* [Excerpted records]
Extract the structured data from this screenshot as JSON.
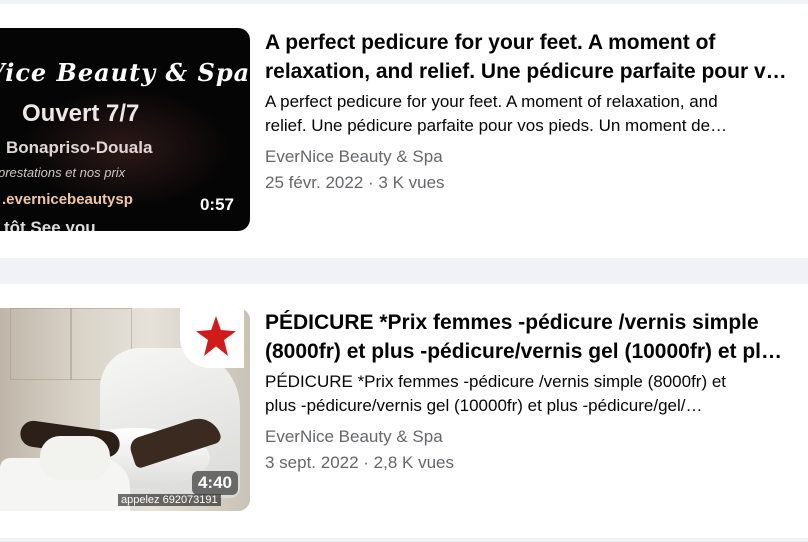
{
  "videos": [
    {
      "title_line1": "A perfect pedicure for your feet. A moment of",
      "title_line2": "relaxation, and relief. Une pédicure parfaite pour v…",
      "desc_line1": "A perfect pedicure for your feet. A moment of relaxation, and",
      "desc_line2": "relief. Une pédicure parfaite pour vos pieds. Un moment de…",
      "channel": "EverNice Beauty & Spa",
      "date_views": "25 févr. 2022 · 3 K vues",
      "duration": "0:57",
      "thumb": {
        "brand": "Vice Beauty & Spa",
        "open": "Ouvert 7/7",
        "city": "Bonapriso-Douala",
        "presta": "prestations et nos prix",
        "url": ".evernicebeautysp",
        "bottom": "tôt     See you"
      }
    },
    {
      "title_line1": "PÉDICURE *Prix femmes -pédicure /vernis simple",
      "title_line2": "(8000fr) et plus -pédicure/vernis gel (10000fr) et pl…",
      "desc_line1": "PÉDICURE *Prix femmes -pédicure /vernis simple (8000fr) et",
      "desc_line2": "plus -pédicure/vernis gel (10000fr) et plus -pédicure/gel/…",
      "channel": "EverNice Beauty & Spa",
      "date_views": "3 sept. 2022 · 2,8 K vues",
      "duration": "4:40",
      "thumb": {
        "phone": "appelez 692073191"
      }
    }
  ],
  "colors": {
    "page_bg": "#f0f2f5",
    "card_bg": "#ffffff",
    "text_primary": "#050505",
    "text_secondary": "#65676b"
  }
}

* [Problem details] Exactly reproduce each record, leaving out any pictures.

* [Task result]
Extract the structured data from this screenshot as JSON.
{
  "videos": [
    {
      "title_line1": "A perfect pedicure for your feet. A moment of",
      "title_line2": "relaxation, and relief. Une pédicure parfaite pour v…",
      "desc_line1": "A perfect pedicure for your feet. A moment of relaxation, and",
      "desc_line2": "relief. Une pédicure parfaite pour vos pieds. Un moment de…",
      "channel": "EverNice Beauty & Spa",
      "date_views": "25 févr. 2022 · 3 K vues",
      "duration": "0:57",
      "thumb": {
        "brand": "Vice Beauty & Spa",
        "open": "Ouvert 7/7",
        "city": "Bonapriso-Douala",
        "presta": "prestations et nos prix",
        "url": ".evernicebeautysp",
        "bottom": "tôt     See you"
      }
    },
    {
      "title_line1": "PÉDICURE *Prix femmes -pédicure /vernis simple",
      "title_line2": "(8000fr) et plus -pédicure/vernis gel (10000fr) et pl…",
      "desc_line1": "PÉDICURE *Prix femmes -pédicure /vernis simple (8000fr) et",
      "desc_line2": "plus -pédicure/vernis gel (10000fr) et plus -pédicure/gel/…",
      "channel": "EverNice Beauty & Spa",
      "date_views": "3 sept. 2022 · 2,8 K vues",
      "duration": "4:40",
      "thumb": {
        "phone": "appelez 692073191"
      }
    }
  ],
  "colors": {
    "page_bg": "#f0f2f5",
    "card_bg": "#ffffff",
    "text_primary": "#050505",
    "text_secondary": "#65676b"
  }
}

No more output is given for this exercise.